<strong></strong>Josef’s Jukebox — ‘New York Dolls’ by The New York Dolls
Music

Josef’s Jukebox — ‘New York Dolls’ by The New York Dolls

“I don’t really like to sit around the house listening to my own records. They’re not that good”. One reads David Johansen’s speech and thinks ‘what a curious proclamation’. Was he simply espousing the truth about a band whose discography received wholesale rejection by the corporate establishment? Or yet more wily sass from Staten Island’s greatest musical antagonist? I would plump for the latter. For the Dolls’ debut is unique in the canon of contemporary pop and, like Johansen’s statement, filled with contrarianism. Glamorous yet filthy; feminine yet masculine; a type of proto-punk wholly relatable yet so foreign to the modern ear. A sonic niche that only one record continues to fill. In ’71, Johansen (joined by guitarists Johnny Thunders & Sylvain Sylvain, bassist Arthur ‘Killer’ ...
<strong></strong>Introducing Fontaines DC: the best new band of 2019
Music

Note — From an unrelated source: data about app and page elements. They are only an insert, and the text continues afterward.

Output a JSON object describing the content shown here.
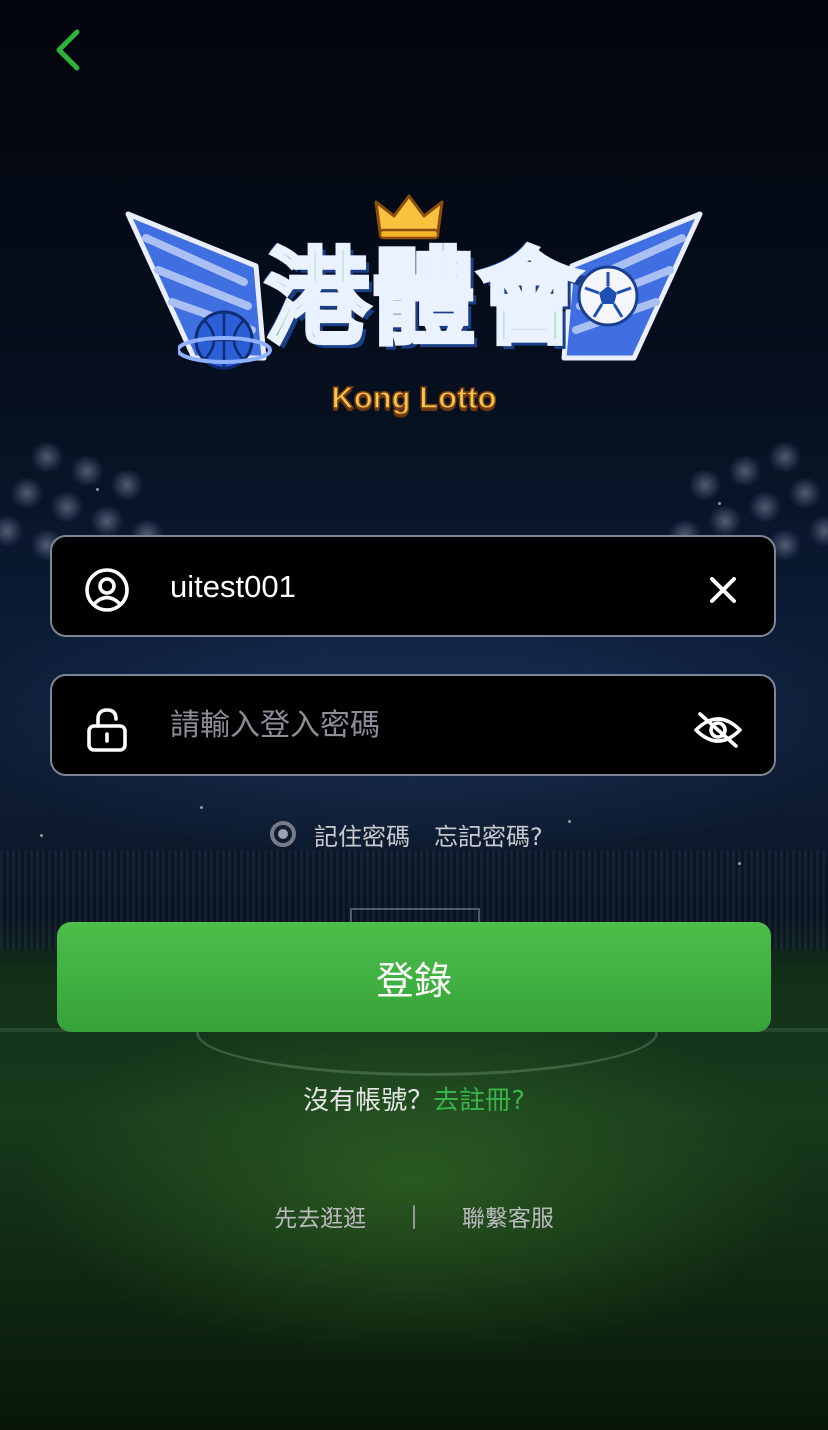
{
  "nav": {
    "back_icon": "chevron-left-icon",
    "accent": "#2fb13b"
  },
  "logo": {
    "title": "港體會",
    "subtitle": "Kong Lotto",
    "crown_icon": "crown-icon",
    "basketball_icon": "basketball-icon",
    "soccer_ball_icon": "soccer-ball-icon"
  },
  "login_form": {
    "username": {
      "value": "uitest001",
      "icon": "user-icon",
      "clear_icon": "close-icon"
    },
    "password": {
      "value": "",
      "placeholder": "請輸入登入密碼",
      "icon": "lock-icon",
      "toggle_icon": "eye-off-icon"
    },
    "remember_label": "記住密碼",
    "forgot_label": "忘記密碼?",
    "submit_label": "登錄",
    "submit_color": "#3fb143"
  },
  "register": {
    "prompt": "沒有帳號？",
    "link": "去註冊?"
  },
  "footer": {
    "browse": "先去逛逛",
    "separator": "|",
    "support": "聯繫客服"
  }
}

Introducing Fontaines DC: the best new band of 2019

It’s a shame I didn’t arrive earlier to see Shame’s show in Camden in November last year, but catching the end of support act Fontaines D.C.’s set was enough to have me hooked. The repetition of ‘Hurricane Laughter’s high-octane riff as frontman Grian Chatten shouts “there is no connection available!” is as addictive as it is memorable. Yet they have so much more to offer than the post-punk-meets-rock-and-roll sound that initially drew me in. Months later I came across ‘Big’. This short burst of brilliance immediately grabbed my attention, leaving me craving more of the band’s unique character. Tied into their unique fusion of sounds — from Joy Division to The Rolling Stones, The Cure to The Clash, and everything in between — is Chatten’s poetic conception of Dublin, a city he love...
‘There Will Be No Intermission’ is Amanda Palmer’s strongest album yet
Music

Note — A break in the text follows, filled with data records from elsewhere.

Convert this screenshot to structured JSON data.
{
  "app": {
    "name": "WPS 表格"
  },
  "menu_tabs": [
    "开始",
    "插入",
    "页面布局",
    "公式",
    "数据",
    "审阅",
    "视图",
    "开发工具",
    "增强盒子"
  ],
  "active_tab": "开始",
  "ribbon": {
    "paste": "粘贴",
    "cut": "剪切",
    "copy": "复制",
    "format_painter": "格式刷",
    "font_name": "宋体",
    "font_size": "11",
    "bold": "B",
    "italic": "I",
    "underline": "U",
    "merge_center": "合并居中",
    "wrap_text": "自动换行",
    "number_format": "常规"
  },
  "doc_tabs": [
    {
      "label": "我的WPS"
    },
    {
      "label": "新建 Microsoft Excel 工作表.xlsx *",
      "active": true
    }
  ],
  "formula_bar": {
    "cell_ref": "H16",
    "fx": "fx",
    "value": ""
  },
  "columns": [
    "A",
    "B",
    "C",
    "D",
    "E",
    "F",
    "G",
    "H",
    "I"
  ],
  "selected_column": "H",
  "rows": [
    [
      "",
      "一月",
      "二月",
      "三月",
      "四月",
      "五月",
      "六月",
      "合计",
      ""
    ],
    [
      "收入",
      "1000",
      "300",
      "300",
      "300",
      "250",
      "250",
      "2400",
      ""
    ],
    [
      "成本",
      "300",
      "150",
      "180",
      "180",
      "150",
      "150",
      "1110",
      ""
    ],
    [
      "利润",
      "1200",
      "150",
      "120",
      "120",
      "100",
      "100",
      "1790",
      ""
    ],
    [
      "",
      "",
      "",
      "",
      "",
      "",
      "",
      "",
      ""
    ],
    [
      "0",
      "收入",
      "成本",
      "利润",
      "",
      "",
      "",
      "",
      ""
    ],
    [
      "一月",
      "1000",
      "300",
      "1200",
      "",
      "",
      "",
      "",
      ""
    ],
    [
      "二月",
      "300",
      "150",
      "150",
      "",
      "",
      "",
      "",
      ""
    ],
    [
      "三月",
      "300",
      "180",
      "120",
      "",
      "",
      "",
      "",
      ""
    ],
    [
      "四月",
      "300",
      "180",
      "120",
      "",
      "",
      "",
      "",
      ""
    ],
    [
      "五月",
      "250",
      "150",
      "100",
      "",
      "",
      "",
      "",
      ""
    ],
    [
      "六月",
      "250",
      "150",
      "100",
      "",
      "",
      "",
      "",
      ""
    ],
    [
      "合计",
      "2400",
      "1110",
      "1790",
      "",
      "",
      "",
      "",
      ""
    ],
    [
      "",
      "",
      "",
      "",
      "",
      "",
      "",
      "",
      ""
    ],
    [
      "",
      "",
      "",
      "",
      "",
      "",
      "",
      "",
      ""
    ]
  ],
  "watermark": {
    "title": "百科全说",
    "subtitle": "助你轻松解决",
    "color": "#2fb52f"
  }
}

‘There Will Be No Intermission’ is Amanda Palmer’s strongest album yet

Released on 8 March 2019, Amanda Palmer’s new solo album ‘There Will Be No Intermission’ is her most accomplished and mature album yet. Palmer returns to her classic punk-piano sound, heard in Who Killed Amanda Palmer (2008), this time with a ukulele, strings and a mixture of experimental sound effects behind her. The album is unapologetically politically charged at points, drawing on current issues such as climate change and fake news. Differing to her previous solo albums, the underlying tone of the album is incredibly dark with songs that tell stories of abortion, grief and struggling with motherhood. Everything is acutely personal. I first discovered Amanda Palmer’s band, The Dresden Dolls, in 2014 as a teenager wanting to just scream along to angry punk-cabaret piano music. Since...